Laid off as a tech professional? Don’t panic — follow our expert advice to bounce back stronger than ever.

If you’re a technology professional who’s just been laid off, you’re far from alone. Many tech companies have announced large-scale layoffs in recent months, leaving employees and industry observers wondering what went wrong. 

The answer? Not much.. It’s not that these companies — like Meta, Google and Amazon — are doing particularly badly. It’s more that they did particularly well during the pandemic, recruiting thousands of people to meet the skyrocketing demand for e-commerce and other online services. As the economy reopened, some of these services were scaled back — along with the teams hired to build and maintain them.

Now for the good news: Tech is still a hot industry, your skills are in demand and many employers will fight tooth and nail to hire you. It’s a good idea to take a break after a layoff to reset, but once you feel ready to take the next steps, here’s how to bounce back.

broadcast your availability

As hard as it may be, letting people know you are looking for work is a critical first step after losing your job. Change your profile on LinkedIn to “Open for Work” and add a headline or post that highlights your availability, experience and relevant skills. Broadcast your status as a job seeker on any social media network where you’re active — you never know where a referral or introduction is going to come from, and people generally want to help. If you’re a developer, update your online portfolio to showcase your best projects, adding links to the code repository or live demo.

keep up to date with industry trends and tech developments

It’s easy to tune out the news for a bit, but staying abreast of the latest trends and developments will help keep you fresh in the job market. For example, you can:

  • Follow and engage with technology thought leaders at their favored online haunts, such as Stack Overflow, GitHub, Reddit and Hacker News.
  • Attend conferences and events: Check Meetup for tech-focused groups and Eventbrite for panel discussions and socials. 
  • Subscribe to tech-focused podcasts like the New York Times’ Hard Fork or a more straightforward news show like the TechCrunch Podcast.

add a course or certification

If you find yourself with a bit of slack in your schedule, why not take a course? Even a single, highly respected IT certification could be the difference between a recruiter discarding your resume and taking a closer look. If you’re early in your career, there are entry-level certifications like the Microsoft Technology Associate (MTA), which covers specializations ranging from JavaScript and Python to networking and database fundamentals. Or you could consider a pivot to an in-demand specialization like cloud computing and study for a CompTIA Cloud+ certification.
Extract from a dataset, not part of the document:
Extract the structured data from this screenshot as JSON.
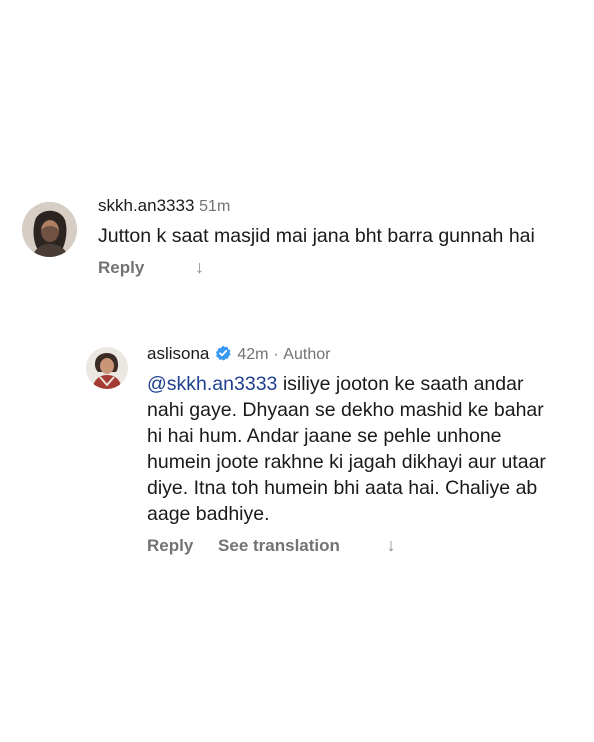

partner with a staffing firm

Joining a staffing firm like Randstad can open the door to opportunities you wouldn’t hear about otherwise. Consider taking a part-time or contract-based role while looking for a more permanent position. Getting your foot in the door somewhere — even if it’s not 100 percent what you’re looking for — is often the easiest way to bounce back.